Here is my definitive list of everything you need for an overnight (or 2) stay with your little one.

  • Blanket – I cannot stress this one enough. As he is often in with breathing issues (which is the case for many children during the winter months) they often need to have their tops off so medics can see how hard their chests and tummies are working to breathe. Having a cot or pram sized blanket that is theirs, that they can snuggle in and transfer between departments and wards in, is much nicer than wrapping them in your scarf/coat or, on one memorable occasion, a tea towel!
  • Nappies & wipes or a few pairs of underwear if potty trained.
  • Change of clothes – don’t worry about heavy jumpers as hospitals are always hot, vests and joggers are great, particularly as they can sleep in them between treatments.
  • Nappy bags or carrier bags – children often throw up in hospital and some small bags to put ruined clothes in are brilliant.
  • Small toys & books – Something they can play with on the bed without disturbing anyone.
  • Snacks & drinks – If the staff say it’s ok for your child to eat and drink, snacks and drinks are invaluable. Often they have to monitor children¬†for a long time (6 hours minimum seems to be the norm) and you won’t always have access to the vending machine/money for it.
  • Change of clothes for you – when vomiting strikes 9 times out of 10, your child will vomit on you before they get themselves. The same rule applies – something comfy, not too hot and that you can nap in.
  • Toiletries – whilst hospital showers aren’t great and if you can hold off until you get home, do. Toothbrushes and toothpaste, plus a hairbrush can make you feel much more human. Likewise deodorant and some wet wipes.

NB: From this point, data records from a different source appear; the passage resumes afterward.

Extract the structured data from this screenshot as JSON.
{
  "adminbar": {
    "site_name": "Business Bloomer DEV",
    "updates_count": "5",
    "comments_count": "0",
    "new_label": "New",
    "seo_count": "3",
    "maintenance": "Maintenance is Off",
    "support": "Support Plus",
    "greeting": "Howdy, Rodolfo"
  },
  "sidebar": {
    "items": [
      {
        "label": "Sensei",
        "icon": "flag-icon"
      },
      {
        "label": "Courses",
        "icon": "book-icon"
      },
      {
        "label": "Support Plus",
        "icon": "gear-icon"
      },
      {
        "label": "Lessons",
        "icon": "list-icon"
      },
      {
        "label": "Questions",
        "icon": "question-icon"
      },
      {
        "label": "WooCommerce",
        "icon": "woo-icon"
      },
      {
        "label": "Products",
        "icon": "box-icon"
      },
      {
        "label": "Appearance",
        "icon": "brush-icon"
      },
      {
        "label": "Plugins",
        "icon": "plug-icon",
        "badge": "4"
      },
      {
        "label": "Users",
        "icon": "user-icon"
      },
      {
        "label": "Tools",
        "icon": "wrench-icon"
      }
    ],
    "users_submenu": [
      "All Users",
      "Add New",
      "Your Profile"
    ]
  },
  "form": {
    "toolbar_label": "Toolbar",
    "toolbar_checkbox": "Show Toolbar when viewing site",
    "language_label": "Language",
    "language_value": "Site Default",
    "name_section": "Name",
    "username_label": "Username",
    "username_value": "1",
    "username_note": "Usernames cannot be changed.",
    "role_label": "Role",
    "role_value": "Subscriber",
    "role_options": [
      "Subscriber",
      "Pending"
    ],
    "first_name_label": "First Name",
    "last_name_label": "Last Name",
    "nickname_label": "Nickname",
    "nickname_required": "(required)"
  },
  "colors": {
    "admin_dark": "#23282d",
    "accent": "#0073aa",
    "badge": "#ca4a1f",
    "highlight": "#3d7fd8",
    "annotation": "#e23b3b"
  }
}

  • Phone charger – when in hospital everyone will want to know how you’re getting on. A handy thing about hospitals is that they have so many plug sockets and they’re very kind about you plugging in your charger to make sure you can keep in touch.
  • Kindle – I try to always keep mine charged. There are times where I have just had enough, the baby is napping, I’m fed up of my phone and being able to read on my kindle really helps me to unwind.
  • Money – Now is not the time to be worrying about how much you spend. A real cup of coffee from the cafe¬†goes a long way to helping you feel human. Plus car parking and anything else that may come up. Try to keep change on you always.

While being in hospital is a worrying, difficult experience, it is an opportunity to bed down, spend the time with your child and enjoy their company. Visiting friends are also helpful for your sanity (and to bring a hot cup of coffee!)